Task to carry out: Looking at the records below, state how many lines include the string "JSON" and add nothing further.

::: Excerpted data

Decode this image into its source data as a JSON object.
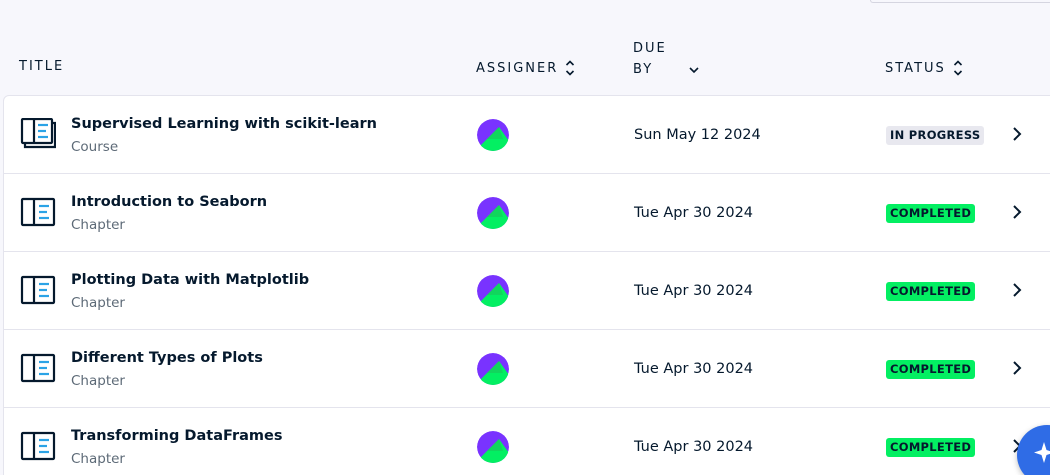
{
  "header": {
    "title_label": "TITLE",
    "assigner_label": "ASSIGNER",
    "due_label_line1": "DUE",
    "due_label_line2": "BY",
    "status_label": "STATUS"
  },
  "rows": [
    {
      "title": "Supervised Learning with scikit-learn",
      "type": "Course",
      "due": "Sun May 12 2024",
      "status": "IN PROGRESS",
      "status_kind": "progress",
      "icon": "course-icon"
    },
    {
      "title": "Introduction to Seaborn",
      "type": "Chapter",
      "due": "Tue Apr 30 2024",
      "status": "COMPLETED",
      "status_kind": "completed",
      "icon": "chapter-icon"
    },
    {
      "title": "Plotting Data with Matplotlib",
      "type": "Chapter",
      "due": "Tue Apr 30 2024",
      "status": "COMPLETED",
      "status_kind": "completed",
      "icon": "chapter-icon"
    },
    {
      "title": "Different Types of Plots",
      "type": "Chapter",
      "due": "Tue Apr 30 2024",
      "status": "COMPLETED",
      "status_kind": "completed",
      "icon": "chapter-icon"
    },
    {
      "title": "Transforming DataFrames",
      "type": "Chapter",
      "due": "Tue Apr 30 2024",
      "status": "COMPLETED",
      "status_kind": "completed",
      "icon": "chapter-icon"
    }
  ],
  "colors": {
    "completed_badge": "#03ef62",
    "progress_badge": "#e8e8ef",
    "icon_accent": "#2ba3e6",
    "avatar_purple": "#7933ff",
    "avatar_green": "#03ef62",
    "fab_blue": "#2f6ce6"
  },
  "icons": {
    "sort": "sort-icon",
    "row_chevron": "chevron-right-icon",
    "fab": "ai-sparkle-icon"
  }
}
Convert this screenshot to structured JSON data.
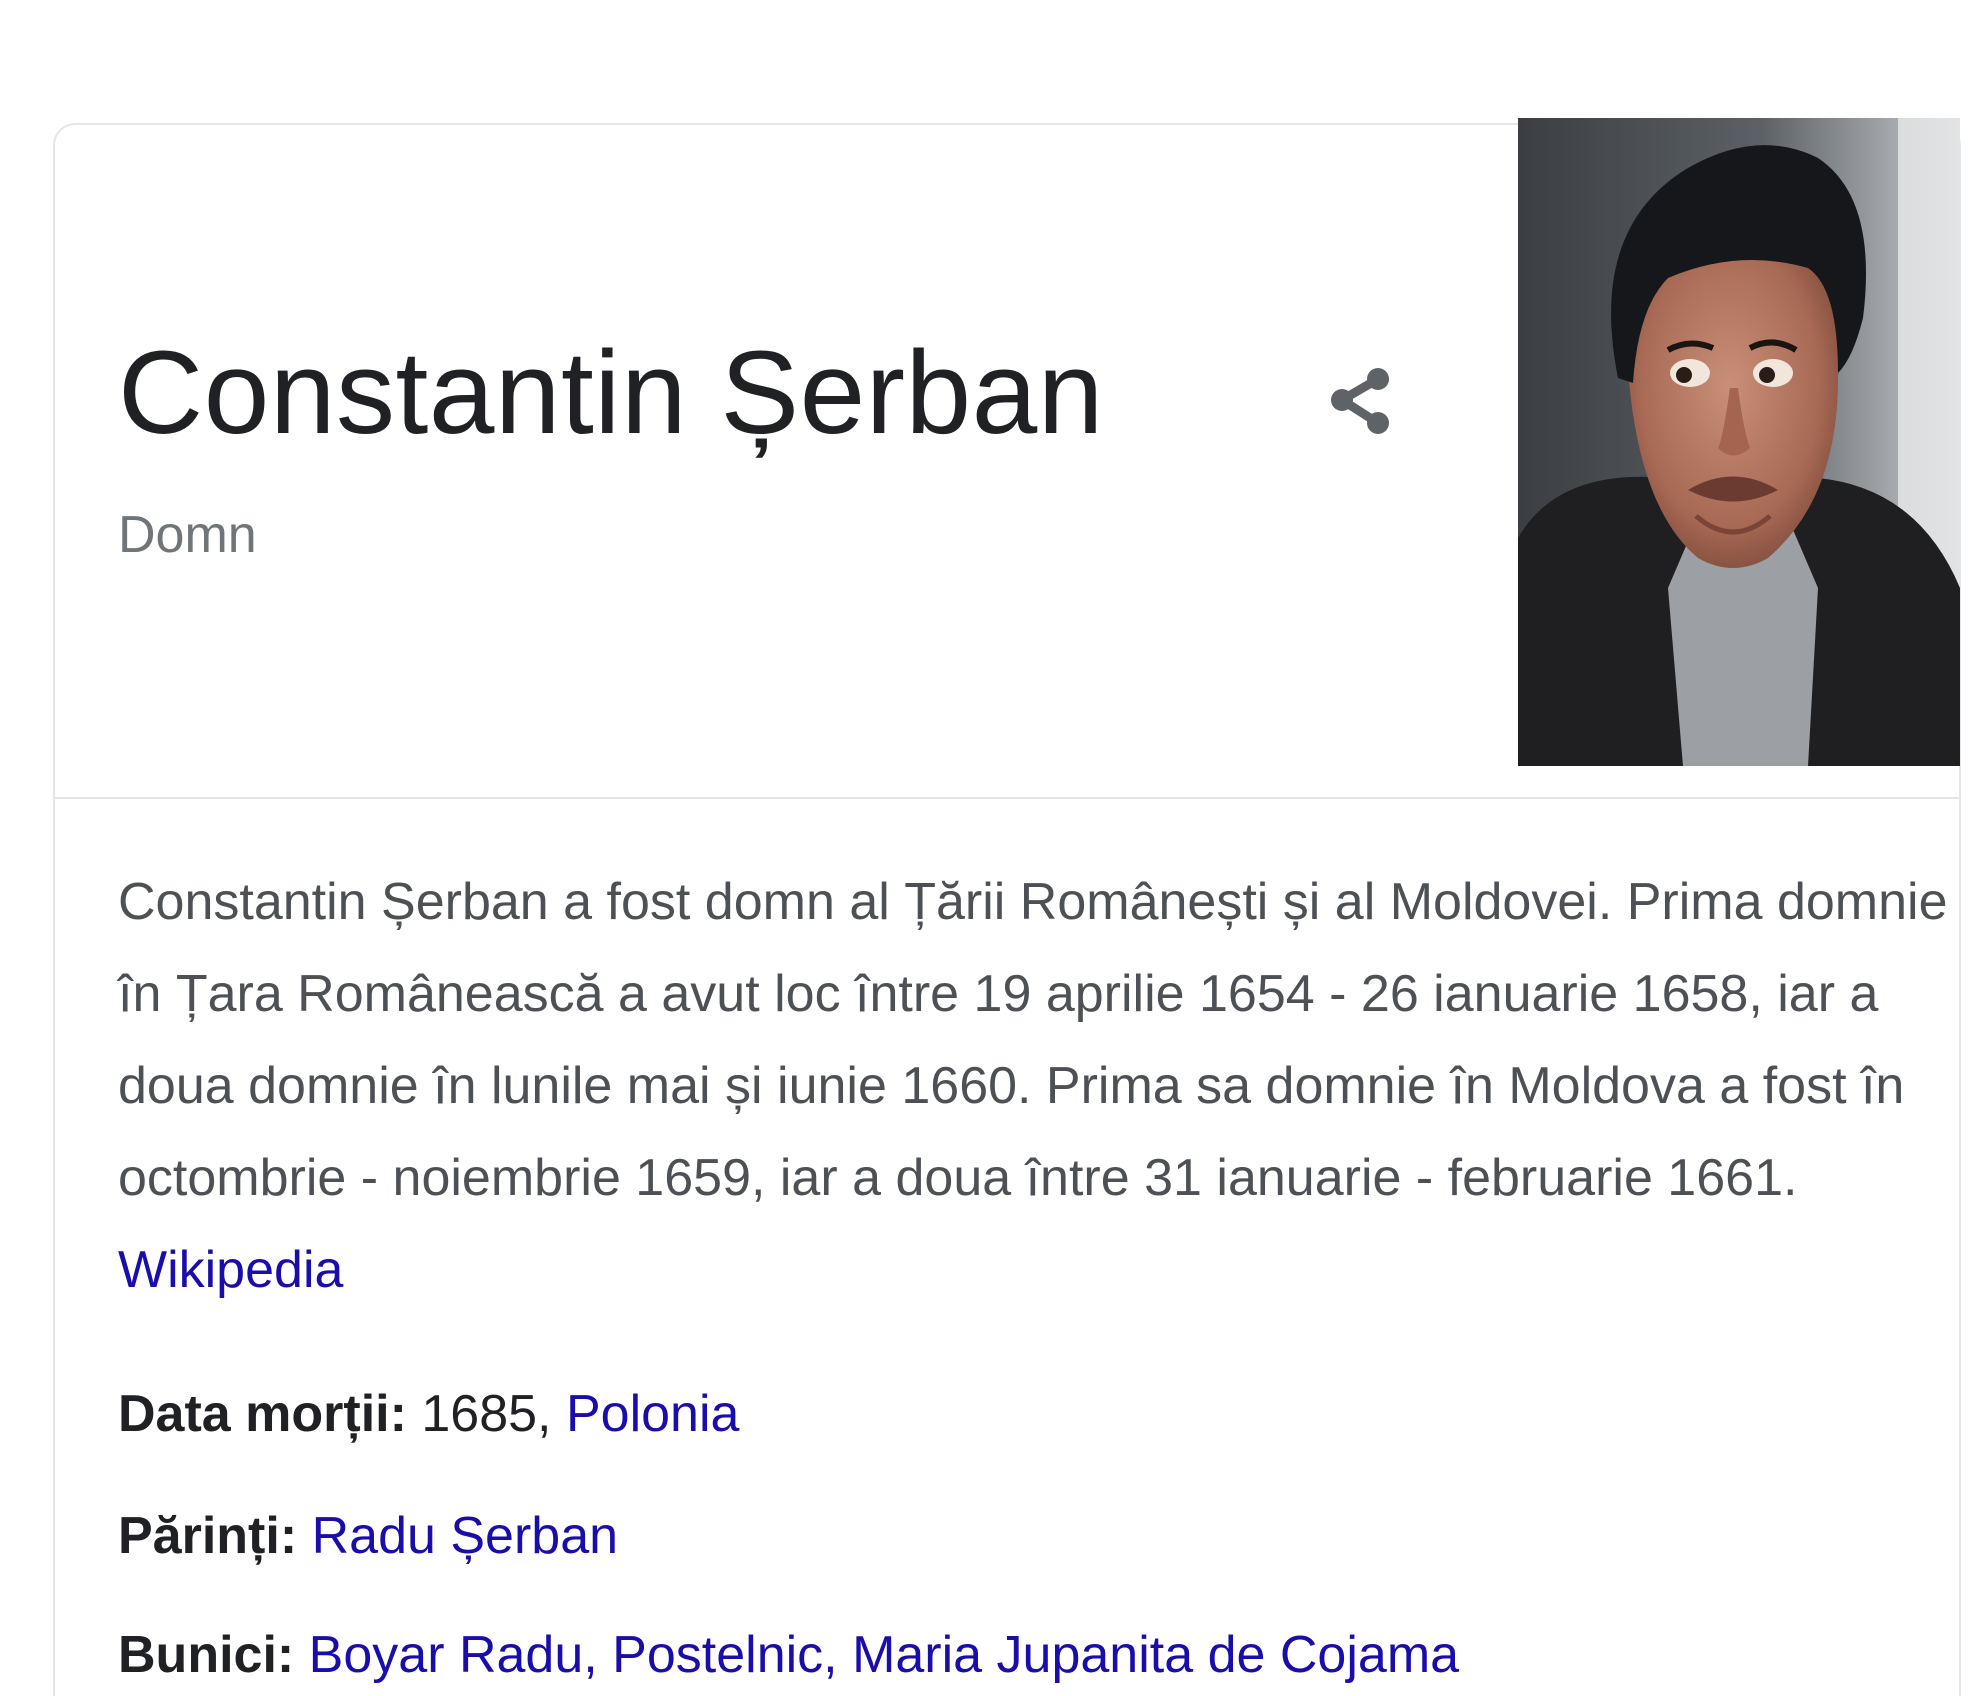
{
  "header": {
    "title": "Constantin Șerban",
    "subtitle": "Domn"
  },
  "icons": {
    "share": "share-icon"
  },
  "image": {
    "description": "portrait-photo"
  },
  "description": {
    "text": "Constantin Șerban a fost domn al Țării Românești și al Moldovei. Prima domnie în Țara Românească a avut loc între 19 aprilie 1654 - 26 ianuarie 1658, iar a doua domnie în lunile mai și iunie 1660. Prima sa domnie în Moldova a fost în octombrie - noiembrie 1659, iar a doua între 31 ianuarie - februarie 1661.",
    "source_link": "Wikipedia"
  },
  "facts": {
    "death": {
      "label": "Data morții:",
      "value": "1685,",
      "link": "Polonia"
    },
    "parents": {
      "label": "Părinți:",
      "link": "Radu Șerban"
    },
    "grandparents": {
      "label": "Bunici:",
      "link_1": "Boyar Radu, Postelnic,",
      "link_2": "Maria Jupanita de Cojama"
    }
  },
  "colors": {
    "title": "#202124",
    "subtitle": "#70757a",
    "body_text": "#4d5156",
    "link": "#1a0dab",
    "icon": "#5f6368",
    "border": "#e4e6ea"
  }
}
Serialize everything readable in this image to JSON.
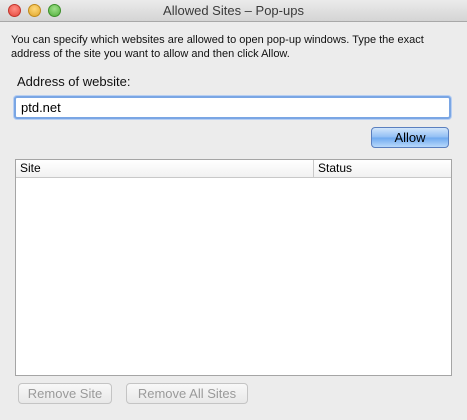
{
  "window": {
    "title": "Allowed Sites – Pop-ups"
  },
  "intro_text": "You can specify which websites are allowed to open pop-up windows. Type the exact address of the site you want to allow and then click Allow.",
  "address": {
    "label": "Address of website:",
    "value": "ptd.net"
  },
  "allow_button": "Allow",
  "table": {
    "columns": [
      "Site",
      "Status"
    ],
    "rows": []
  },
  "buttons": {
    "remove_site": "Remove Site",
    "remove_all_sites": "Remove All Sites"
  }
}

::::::

Exercise response: 3